But it isn't easy. The first half of the book feels a bit repititive, as Covenant and his growing band struggle to cross the Land to Revelstone (echoes of the first book), and we kinda get the point early on that it isn't easy going.Read more ›
Covenant returns to the Land (where about four thousand years have passed) to find it shockingly wasted, as if the Apocalypse itself had hit it. The change was caused by the Sunbane, a sinister creation of Foul's. Covenant spends half the book just trying to figure out what the heck went wrong and how he can turn things around. Fortunately he finds that he can unleash the wild magic at will, or at least whenever he's upset (sort of like Nynaeve's channeling block in Robert Jordan's Wheel of Time series).
Each book of the first trilogy had a major resolution at the end. The Wounded Land is difficult to evaluate on its own because there is no real resolution or even climax. About two thirds of the way through the book, Covenant's party embarks on a major quest that clearly will not be completed by the end of the novel. The ending isn't really climactic, but merely segues nicely into the sequel The One Tree.
Donaldson's pace is generally slower in this trilogy than in the first one, but that's not to say that The Wounded Land doesn't contain plenty of action. Covenant barely escapes death a few times.Read more ›
Covenant is shocked by what he sees. It has been 10 years since he had been to the Land. But time in the Land passes quicker, and by that time, it has been 3 1/2 thousand years.
Lord Foul has been at work. He was hurt in the last series, but he was not defeated. He is back and his touch is felt almost everywhere. Earthpower is seriously lacking. Covenant can't believe what he sees.
But, with the help of Linden and a few other friends. He begins a trek to destroy Foul once and for all. The first book relays his suprise with the Land and his thoughts on how to fix it.
Donaldson does it again. A great peice of Fantasy.
Most recent customer reviews
this series is the equal if not better than the lord of the rings... captivates you from the first... stunningPublished on April 6 2013 by vicky fanjoy
You read and read and read, and it all just comes down to nothing. Nothing at all...Published on Jan. 23 2004
This book was horrible and depressing. While it might have had its redeming points, I couldn't get past the his raping of the woman in the beginning of the book. Read morePublished on Dec 15 2003 by Emily
I have enjoyed his other works, but this is one of the most miserable books I have ever attempted to read. It just plods along without ever being interesting. Read morePublished on June 19 2003 by Charles Muller
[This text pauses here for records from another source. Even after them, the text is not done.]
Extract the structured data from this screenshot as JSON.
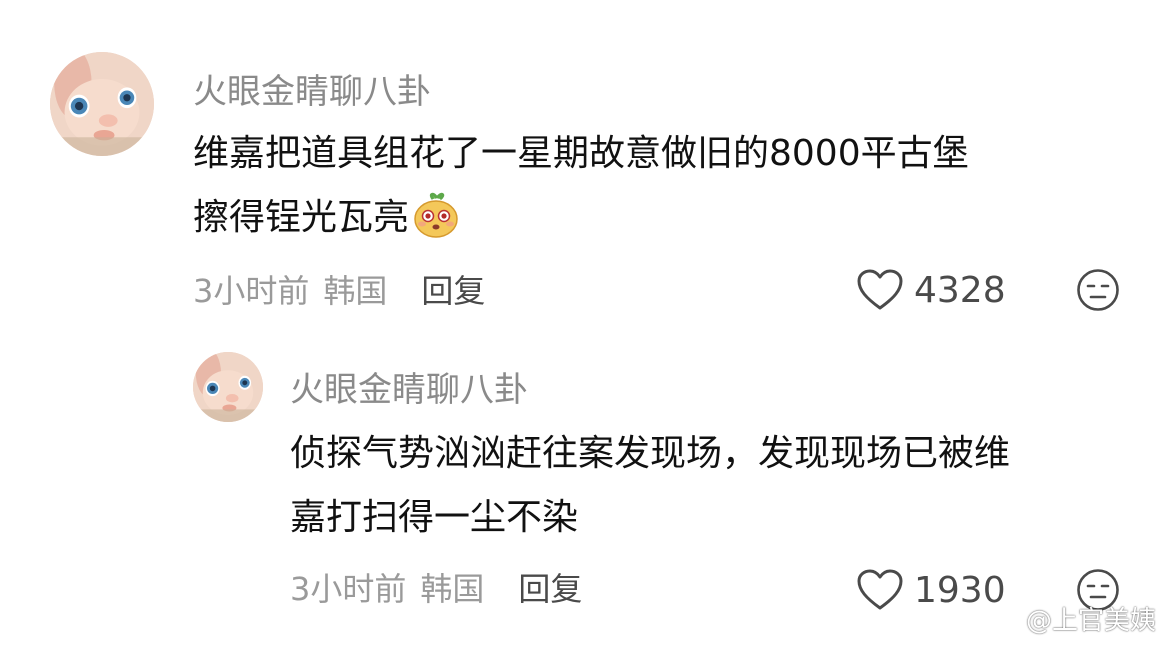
{
  "comments": [
    {
      "username": "火眼金睛聊八卦",
      "text_line1": "维嘉把道具组花了一星期故意做旧的8000平古堡",
      "text_line2": "擦得锃光瓦亮",
      "emoji_icon": "smiling-blob-emoji-icon",
      "time": "3小时前",
      "location": "韩国",
      "reply_label": "回复",
      "likes": "4328"
    },
    {
      "username": "火眼金睛聊八卦",
      "text_line1": "侦探气势汹汹赶往案发现场，发现现场已被维",
      "text_line2": "嘉打扫得一尘不染",
      "time": "3小时前",
      "location": "韩国",
      "reply_label": "回复",
      "likes": "1930"
    }
  ],
  "watermark": {
    "text": "@上官美姨",
    "icon": "weibo-logo-icon"
  },
  "colors": {
    "username": "#8a8a8a",
    "text": "#111111",
    "meta": "#9a9a9a",
    "action": "#4a4a4a",
    "background": "#ffffff"
  }
}
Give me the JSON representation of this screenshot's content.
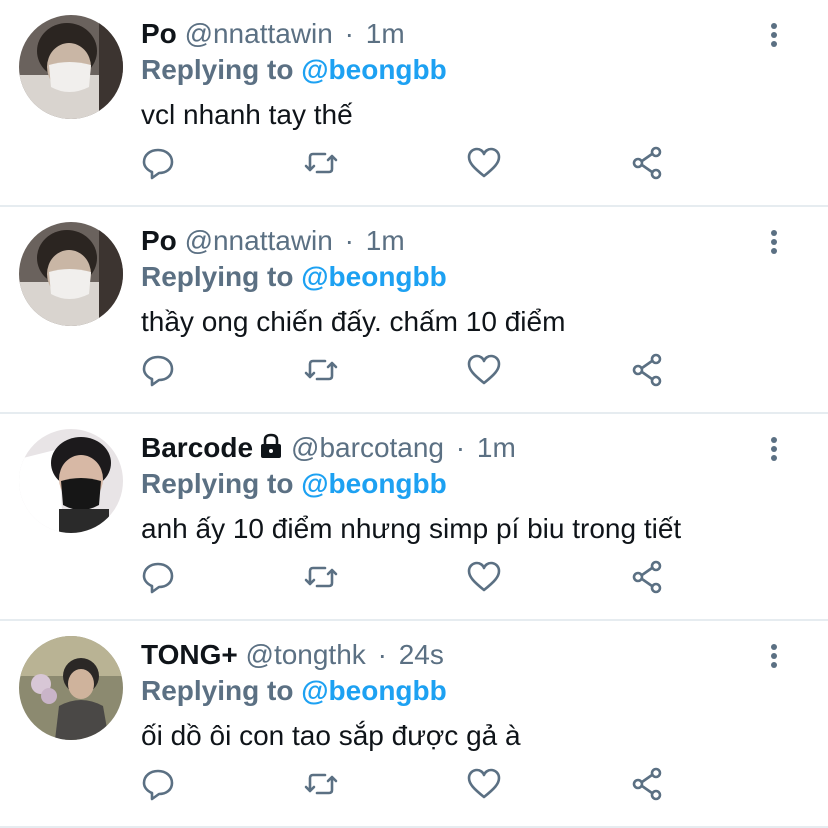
{
  "colors": {
    "text_primary": "#0f1419",
    "text_secondary": "#5b7083",
    "mention": "#1da1f2",
    "divider": "#e6ecf0"
  },
  "icons": [
    "reply-icon",
    "retweet-icon",
    "like-icon",
    "share-icon",
    "more-icon",
    "lock-icon"
  ],
  "tweets": [
    {
      "name": "Po",
      "handle": "@nnattawin",
      "separator": "·",
      "time": "1m",
      "replying_prefix": "Replying to",
      "replying_to": "@beongbb",
      "text": "vcl nhanh tay thế",
      "locked": false
    },
    {
      "name": "Po",
      "handle": "@nnattawin",
      "separator": "·",
      "time": "1m",
      "replying_prefix": "Replying to",
      "replying_to": "@beongbb",
      "text": "thầy ong chiến đấy. chấm 10 điểm",
      "locked": false
    },
    {
      "name": "Barcode",
      "handle": "@barcotang",
      "separator": "·",
      "time": "1m",
      "replying_prefix": "Replying to",
      "replying_to": "@beongbb",
      "text": "anh ấy 10 điểm nhưng simp pí biu trong tiết",
      "locked": true
    },
    {
      "name": "TONG+",
      "handle": "@tongthk",
      "separator": "·",
      "time": "24s",
      "replying_prefix": "Replying to",
      "replying_to": "@beongbb",
      "text": "ối dồ ôi con tao sắp được gả à",
      "locked": false
    }
  ]
}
D. shows how inventive he truly is. something truly bad has happened to the land. something called the sunbane is destroying the land. Read morePublished on April 22 2003 by jan erik storebø
When this second chronicles was published, it was an incredibly exciting day, especially as the first three were devoured, and in particular, the Chronicles started to catch on... Read morePublished on Sept. 22 2002 by Gregory Nyman
I read the first series and was blown away. The story is built on an immense scale. There are so many characters, so much background, so many journeys that you feel like you are... Read morePublished on Sept. 18 2002 by Jonathan D Austen
Stephen Donaldson was brought impressive power to the page in his first chrinicles of Thomas Covenant. Read morePublished on June 29 2002